> _Task_
Each line of the data should be given again exactly.

Stored data
- Opening Delimiter -

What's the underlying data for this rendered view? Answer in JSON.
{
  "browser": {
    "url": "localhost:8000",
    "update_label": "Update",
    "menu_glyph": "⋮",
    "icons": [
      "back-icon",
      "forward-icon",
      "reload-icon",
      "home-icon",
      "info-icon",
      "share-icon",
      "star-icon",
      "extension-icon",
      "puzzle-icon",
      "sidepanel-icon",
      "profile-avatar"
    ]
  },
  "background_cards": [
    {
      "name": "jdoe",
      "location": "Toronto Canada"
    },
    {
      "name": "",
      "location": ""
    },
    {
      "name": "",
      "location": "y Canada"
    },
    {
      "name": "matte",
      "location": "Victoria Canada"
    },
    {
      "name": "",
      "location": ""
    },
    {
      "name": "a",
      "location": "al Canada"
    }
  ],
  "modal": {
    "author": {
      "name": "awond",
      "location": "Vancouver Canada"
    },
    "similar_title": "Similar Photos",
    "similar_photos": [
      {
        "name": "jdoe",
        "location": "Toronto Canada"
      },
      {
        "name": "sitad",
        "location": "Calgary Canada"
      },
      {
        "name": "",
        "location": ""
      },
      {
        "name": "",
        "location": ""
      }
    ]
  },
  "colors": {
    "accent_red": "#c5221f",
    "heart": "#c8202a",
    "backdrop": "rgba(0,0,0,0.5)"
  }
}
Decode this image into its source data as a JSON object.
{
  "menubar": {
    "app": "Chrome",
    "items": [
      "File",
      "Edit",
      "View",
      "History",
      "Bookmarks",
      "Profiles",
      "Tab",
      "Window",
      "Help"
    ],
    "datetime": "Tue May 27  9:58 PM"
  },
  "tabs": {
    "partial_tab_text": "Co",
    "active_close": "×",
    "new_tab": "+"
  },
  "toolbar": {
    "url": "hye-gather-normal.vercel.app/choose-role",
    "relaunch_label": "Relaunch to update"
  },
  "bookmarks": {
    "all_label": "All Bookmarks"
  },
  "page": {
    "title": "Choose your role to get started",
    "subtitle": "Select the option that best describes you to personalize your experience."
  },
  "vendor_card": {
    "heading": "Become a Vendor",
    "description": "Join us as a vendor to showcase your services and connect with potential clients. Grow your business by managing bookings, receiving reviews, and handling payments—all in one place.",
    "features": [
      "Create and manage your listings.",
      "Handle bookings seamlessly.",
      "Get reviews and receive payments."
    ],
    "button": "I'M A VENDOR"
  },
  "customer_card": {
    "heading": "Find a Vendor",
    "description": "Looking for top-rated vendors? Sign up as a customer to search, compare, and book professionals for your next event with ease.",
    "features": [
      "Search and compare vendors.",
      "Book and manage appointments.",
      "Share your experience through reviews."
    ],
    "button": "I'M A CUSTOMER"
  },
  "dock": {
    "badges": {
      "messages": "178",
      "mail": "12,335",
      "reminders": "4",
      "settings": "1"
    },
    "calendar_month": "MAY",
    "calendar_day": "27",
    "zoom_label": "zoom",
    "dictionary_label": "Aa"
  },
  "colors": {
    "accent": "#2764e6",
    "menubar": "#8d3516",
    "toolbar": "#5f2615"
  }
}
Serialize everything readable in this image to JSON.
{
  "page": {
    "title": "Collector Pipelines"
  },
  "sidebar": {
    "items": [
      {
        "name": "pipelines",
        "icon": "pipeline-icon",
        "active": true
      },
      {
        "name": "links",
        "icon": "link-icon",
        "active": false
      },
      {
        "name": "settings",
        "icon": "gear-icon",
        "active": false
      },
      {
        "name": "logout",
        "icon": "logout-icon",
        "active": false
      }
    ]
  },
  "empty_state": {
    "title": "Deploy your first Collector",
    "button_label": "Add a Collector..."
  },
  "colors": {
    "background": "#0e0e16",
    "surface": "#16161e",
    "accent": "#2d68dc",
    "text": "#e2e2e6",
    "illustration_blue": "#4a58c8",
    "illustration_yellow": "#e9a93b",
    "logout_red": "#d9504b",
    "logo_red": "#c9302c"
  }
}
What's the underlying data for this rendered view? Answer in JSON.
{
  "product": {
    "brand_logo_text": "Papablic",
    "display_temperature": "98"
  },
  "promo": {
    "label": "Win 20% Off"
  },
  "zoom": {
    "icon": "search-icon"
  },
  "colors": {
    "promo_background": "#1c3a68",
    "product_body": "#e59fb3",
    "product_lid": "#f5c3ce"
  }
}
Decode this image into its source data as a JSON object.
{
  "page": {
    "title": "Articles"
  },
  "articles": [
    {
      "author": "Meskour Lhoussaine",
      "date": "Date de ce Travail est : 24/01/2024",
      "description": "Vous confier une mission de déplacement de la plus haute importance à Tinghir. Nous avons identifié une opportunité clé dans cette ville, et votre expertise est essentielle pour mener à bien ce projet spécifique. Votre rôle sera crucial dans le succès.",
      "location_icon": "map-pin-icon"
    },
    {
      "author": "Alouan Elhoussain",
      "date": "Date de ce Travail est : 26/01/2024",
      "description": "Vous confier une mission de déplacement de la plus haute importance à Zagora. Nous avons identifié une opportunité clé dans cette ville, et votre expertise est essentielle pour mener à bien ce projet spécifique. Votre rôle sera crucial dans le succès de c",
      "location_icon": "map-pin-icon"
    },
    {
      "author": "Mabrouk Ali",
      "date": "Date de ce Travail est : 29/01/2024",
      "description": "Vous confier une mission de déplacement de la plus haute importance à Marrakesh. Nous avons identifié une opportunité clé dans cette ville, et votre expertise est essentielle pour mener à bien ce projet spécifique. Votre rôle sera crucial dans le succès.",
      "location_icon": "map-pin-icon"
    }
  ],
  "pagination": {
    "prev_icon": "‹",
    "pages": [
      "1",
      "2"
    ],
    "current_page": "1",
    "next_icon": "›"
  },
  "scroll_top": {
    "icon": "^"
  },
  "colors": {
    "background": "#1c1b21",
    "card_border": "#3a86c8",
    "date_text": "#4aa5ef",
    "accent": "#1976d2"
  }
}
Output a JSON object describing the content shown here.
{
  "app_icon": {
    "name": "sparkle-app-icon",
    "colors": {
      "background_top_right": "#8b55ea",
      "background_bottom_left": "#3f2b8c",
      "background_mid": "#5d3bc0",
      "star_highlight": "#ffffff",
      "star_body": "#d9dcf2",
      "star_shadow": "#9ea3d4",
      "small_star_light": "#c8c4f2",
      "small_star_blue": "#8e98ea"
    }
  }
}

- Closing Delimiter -

> _Response for this exercise_
What's the underlying data for this rendered view? Answer in JSON.
{
  "browser": {
    "url": "localhost:8000",
    "update_label": "Update",
    "menu_glyph": "⋮",
    "icons": [
      "back-icon",
      "forward-icon",
      "reload-icon",
      "home-icon",
      "info-icon",
      "share-icon",
      "star-icon",
      "extension-icon",
      "puzzle-icon",
      "sidepanel-icon",
      "profile-avatar"
    ]
  },
  "background_cards": [
    {
      "name": "jdoe",
      "location": "Toronto Canada"
    },
    {
      "name": "",
      "location": ""
    },
    {
      "name": "",
      "location": "y Canada"
    },
    {
      "name": "matte",
      "location": "Victoria Canada"
    },
    {
      "name": "",
      "location": ""
    },
    {
      "name": "a",
      "location": "al Canada"
    }
  ],
  "modal": {
    "author": {
      "name": "awond",
      "location": "Vancouver Canada"
    },
    "similar_title": "Similar Photos",
    "similar_photos": [
      {
        "name": "jdoe",
        "location": "Toronto Canada"
      },
      {
        "name": "sitad",
        "location": "Calgary Canada"
      },
      {
        "name": "",
        "location": ""
      },
      {
        "name": "",
        "location": ""
      }
    ]
  },
  "colors": {
    "accent_red": "#c5221f",
    "heart": "#c8202a",
    "backdrop": "rgba(0,0,0,0.5)"
  }
}
Decode this image into its source data as a JSON object.
{
  "menubar": {
    "app": "Chrome",
    "items": [
      "File",
      "Edit",
      "View",
      "History",
      "Bookmarks",
      "Profiles",
      "Tab",
      "Window",
      "Help"
    ],
    "datetime": "Tue May 27  9:58 PM"
  },
  "tabs": {
    "partial_tab_text": "Co",
    "active_close": "×",
    "new_tab": "+"
  },
  "toolbar": {
    "url": "hye-gather-normal.vercel.app/choose-role",
    "relaunch_label": "Relaunch to update"
  },
  "bookmarks": {
    "all_label": "All Bookmarks"
  },
  "page": {
    "title": "Choose your role to get started",
    "subtitle": "Select the option that best describes you to personalize your experience."
  },
  "vendor_card": {
    "heading": "Become a Vendor",
    "description": "Join us as a vendor to showcase your services and connect with potential clients. Grow your business by managing bookings, receiving reviews, and handling payments—all in one place.",
    "features": [
      "Create and manage your listings.",
      "Handle bookings seamlessly.",
      "Get reviews and receive payments."
    ],
    "button": "I'M A VENDOR"
  },
  "customer_card": {
    "heading": "Find a Vendor",
    "description": "Looking for top-rated vendors? Sign up as a customer to search, compare, and book professionals for your next event with ease.",
    "features": [
      "Search and compare vendors.",
      "Book and manage appointments.",
      "Share your experience through reviews."
    ],
    "button": "I'M A CUSTOMER"
  },
  "dock": {
    "badges": {
      "messages": "178",
      "mail": "12,335",
      "reminders": "4",
      "settings": "1"
    },
    "calendar_month": "MAY",
    "calendar_day": "27",
    "zoom_label": "zoom",
    "dictionary_label": "Aa"
  },
  "colors": {
    "accent": "#2764e6",
    "menubar": "#8d3516",
    "toolbar": "#5f2615"
  }
}
Serialize everything readable in this image to JSON.
{
  "page": {
    "title": "Collector Pipelines"
  },
  "sidebar": {
    "items": [
      {
        "name": "pipelines",
        "icon": "pipeline-icon",
        "active": true
      },
      {
        "name": "links",
        "icon": "link-icon",
        "active": false
      },
      {
        "name": "settings",
        "icon": "gear-icon",
        "active": false
      },
      {
        "name": "logout",
        "icon": "logout-icon",
        "active": false
      }
    ]
  },
  "empty_state": {
    "title": "Deploy your first Collector",
    "button_label": "Add a Collector..."
  },
  "colors": {
    "background": "#0e0e16",
    "surface": "#16161e",
    "accent": "#2d68dc",
    "text": "#e2e2e6",
    "illustration_blue": "#4a58c8",
    "illustration_yellow": "#e9a93b",
    "logout_red": "#d9504b",
    "logo_red": "#c9302c"
  }
}
What's the underlying data for this rendered view? Answer in JSON.
{
  "product": {
    "brand_logo_text": "Papablic",
    "display_temperature": "98"
  },
  "promo": {
    "label": "Win 20% Off"
  },
  "zoom": {
    "icon": "search-icon"
  },
  "colors": {
    "promo_background": "#1c3a68",
    "product_body": "#e59fb3",
    "product_lid": "#f5c3ce"
  }
}
Decode this image into its source data as a JSON object.
{
  "page": {
    "title": "Articles"
  },
  "articles": [
    {
      "author": "Meskour Lhoussaine",
      "date": "Date de ce Travail est : 24/01/2024",
      "description": "Vous confier une mission de déplacement de la plus haute importance à Tinghir. Nous avons identifié une opportunité clé dans cette ville, et votre expertise est essentielle pour mener à bien ce projet spécifique. Votre rôle sera crucial dans le succès.",
      "location_icon": "map-pin-icon"
    },
    {
      "author": "Alouan Elhoussain",
      "date": "Date de ce Travail est : 26/01/2024",
      "description": "Vous confier une mission de déplacement de la plus haute importance à Zagora. Nous avons identifié une opportunité clé dans cette ville, et votre expertise est essentielle pour mener à bien ce projet spécifique. Votre rôle sera crucial dans le succès de c",
      "location_icon": "map-pin-icon"
    },
    {
      "author": "Mabrouk Ali",
      "date": "Date de ce Travail est : 29/01/2024",
      "description": "Vous confier une mission de déplacement de la plus haute importance à Marrakesh. Nous avons identifié une opportunité clé dans cette ville, et votre expertise est essentielle pour mener à bien ce projet spécifique. Votre rôle sera crucial dans le succès.",
      "location_icon": "map-pin-icon"
    }
  ],
  "pagination": {
    "prev_icon": "‹",
    "pages": [
      "1",
      "2"
    ],
    "current_page": "1",
    "next_icon": "›"
  },
  "scroll_top": {
    "icon": "^"
  },
  "colors": {
    "background": "#1c1b21",
    "card_border": "#3a86c8",
    "date_text": "#4aa5ef",
    "accent": "#1976d2"
  }
}
Output a JSON object describing the content shown here.
{
  "app_icon": {
    "name": "sparkle-app-icon",
    "colors": {
      "background_top_right": "#8b55ea",
      "background_bottom_left": "#3f2b8c",
      "background_mid": "#5d3bc0",
      "star_highlight": "#ffffff",
      "star_body": "#d9dcf2",
      "star_shadow": "#9ea3d4",
      "small_star_light": "#c8c4f2",
      "small_star_blue": "#8e98ea"
    }
  }
}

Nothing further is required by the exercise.